• **Problem**
Copy all lines in the data that contain the string "selected".

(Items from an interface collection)
========================

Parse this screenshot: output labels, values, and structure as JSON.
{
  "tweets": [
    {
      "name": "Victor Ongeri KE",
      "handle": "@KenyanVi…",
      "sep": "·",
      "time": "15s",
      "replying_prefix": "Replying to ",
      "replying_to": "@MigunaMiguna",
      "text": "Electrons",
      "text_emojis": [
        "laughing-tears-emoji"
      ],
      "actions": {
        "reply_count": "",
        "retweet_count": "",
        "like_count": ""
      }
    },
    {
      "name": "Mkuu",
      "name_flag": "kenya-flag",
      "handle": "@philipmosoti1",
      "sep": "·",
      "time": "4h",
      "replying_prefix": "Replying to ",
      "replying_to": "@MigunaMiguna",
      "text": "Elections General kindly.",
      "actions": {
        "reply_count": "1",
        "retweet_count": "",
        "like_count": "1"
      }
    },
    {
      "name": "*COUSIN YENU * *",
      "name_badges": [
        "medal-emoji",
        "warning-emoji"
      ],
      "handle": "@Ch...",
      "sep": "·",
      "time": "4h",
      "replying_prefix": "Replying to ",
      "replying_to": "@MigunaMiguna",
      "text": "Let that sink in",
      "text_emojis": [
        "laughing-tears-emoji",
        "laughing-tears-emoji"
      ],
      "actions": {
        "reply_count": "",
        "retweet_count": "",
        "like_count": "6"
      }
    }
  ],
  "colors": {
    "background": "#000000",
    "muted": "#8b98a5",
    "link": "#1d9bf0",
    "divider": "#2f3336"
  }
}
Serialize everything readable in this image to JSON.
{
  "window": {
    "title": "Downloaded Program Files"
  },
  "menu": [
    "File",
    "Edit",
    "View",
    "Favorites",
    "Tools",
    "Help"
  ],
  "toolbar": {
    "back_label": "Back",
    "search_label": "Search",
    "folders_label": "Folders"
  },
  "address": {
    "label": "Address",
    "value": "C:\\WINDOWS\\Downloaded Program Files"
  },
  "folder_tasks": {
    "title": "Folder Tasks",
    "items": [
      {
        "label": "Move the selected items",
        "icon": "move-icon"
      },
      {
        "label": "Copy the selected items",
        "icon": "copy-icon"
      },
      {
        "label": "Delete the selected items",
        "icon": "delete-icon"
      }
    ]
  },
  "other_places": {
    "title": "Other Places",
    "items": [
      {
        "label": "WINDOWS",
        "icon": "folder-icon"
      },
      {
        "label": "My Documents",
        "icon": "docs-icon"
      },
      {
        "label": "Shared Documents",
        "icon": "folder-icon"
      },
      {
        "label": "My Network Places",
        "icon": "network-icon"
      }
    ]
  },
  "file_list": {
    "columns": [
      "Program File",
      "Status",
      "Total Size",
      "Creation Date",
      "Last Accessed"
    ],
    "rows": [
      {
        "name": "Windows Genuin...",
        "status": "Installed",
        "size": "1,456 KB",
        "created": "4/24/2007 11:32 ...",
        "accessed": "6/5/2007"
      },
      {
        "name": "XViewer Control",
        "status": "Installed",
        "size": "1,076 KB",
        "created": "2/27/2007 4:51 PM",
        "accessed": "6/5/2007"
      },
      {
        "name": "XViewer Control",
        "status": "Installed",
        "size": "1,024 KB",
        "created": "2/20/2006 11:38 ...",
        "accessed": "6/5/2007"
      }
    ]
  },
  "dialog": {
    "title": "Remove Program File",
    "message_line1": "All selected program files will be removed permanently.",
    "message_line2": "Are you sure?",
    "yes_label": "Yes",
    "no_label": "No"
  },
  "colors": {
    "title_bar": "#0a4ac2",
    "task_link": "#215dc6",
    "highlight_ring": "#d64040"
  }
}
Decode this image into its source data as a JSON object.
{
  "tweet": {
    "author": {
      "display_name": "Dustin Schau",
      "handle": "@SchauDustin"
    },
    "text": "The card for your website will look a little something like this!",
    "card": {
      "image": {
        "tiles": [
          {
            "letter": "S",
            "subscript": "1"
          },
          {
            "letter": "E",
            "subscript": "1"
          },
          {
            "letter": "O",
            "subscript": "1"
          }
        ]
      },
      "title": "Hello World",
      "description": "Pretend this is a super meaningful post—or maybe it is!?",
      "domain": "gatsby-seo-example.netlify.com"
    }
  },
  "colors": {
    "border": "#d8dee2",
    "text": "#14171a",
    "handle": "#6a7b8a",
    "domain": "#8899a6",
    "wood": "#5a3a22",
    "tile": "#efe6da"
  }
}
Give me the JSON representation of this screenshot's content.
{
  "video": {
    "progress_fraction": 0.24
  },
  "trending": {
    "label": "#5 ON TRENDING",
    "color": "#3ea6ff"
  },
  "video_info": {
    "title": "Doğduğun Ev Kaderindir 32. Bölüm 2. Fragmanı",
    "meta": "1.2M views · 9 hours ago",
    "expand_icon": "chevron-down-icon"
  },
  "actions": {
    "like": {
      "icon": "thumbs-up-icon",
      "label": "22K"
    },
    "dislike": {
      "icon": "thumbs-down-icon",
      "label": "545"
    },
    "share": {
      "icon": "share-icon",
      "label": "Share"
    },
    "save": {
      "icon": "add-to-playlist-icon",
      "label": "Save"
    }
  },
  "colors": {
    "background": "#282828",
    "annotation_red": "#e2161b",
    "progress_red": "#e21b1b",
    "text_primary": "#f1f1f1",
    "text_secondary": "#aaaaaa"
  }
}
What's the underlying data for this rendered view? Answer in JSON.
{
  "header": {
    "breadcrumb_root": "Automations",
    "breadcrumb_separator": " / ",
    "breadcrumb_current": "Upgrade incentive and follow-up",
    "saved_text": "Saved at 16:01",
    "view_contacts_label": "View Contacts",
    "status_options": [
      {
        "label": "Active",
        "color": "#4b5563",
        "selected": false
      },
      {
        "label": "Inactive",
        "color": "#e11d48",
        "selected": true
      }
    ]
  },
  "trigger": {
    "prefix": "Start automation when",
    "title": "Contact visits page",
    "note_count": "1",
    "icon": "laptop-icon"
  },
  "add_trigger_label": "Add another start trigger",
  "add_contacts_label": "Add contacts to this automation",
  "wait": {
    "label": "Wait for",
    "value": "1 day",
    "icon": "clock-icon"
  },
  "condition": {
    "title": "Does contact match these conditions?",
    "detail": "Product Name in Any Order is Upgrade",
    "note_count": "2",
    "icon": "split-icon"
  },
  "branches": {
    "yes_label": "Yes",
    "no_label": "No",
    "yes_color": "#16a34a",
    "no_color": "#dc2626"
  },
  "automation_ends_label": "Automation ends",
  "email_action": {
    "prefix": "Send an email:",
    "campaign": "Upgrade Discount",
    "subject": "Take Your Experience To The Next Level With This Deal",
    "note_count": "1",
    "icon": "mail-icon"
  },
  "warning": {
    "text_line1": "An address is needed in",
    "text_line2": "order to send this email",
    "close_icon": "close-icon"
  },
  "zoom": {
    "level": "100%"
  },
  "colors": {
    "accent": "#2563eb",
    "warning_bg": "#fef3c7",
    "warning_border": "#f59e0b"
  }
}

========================

• **Answer to the exercise**
        "label": "Move the selected items",
        "label": "Copy the selected items",
        "label": "Delete the selected items",
    "message_line1": "All selected program files will be removed permanently.",
        "selected": false
        "selected": true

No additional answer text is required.